* REQUIREMENT *
Gather the lines below that include the string "MORU", copying each in full.

◆ ◆ ◆ ◆ ◆

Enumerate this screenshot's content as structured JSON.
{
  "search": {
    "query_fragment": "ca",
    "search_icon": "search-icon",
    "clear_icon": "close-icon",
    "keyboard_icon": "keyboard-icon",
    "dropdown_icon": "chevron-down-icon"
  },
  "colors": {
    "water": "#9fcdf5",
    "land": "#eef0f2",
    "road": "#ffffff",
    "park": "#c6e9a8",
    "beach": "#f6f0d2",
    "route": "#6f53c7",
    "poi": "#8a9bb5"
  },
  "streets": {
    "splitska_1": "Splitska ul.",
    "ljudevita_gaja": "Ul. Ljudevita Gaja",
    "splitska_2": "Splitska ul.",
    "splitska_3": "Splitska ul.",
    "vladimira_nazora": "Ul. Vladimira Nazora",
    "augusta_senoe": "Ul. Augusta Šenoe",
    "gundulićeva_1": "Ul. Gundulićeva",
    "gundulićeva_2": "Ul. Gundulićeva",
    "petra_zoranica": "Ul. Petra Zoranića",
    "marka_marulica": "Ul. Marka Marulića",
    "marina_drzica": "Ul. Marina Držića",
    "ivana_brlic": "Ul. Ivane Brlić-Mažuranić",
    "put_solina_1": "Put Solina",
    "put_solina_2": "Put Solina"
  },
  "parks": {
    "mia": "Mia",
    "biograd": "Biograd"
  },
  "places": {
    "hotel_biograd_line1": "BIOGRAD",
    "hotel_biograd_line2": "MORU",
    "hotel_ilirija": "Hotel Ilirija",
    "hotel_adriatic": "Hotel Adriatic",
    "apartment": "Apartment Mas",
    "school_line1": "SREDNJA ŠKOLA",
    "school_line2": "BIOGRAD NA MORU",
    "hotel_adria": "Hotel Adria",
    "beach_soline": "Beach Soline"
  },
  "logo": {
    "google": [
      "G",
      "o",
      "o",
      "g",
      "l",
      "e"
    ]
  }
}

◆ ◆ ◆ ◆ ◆

* ANSWER TO THE EXERCISE *
    "hotel_biograd_line2": "MORU",
    "school_line2": "BIOGRAD NA MORU",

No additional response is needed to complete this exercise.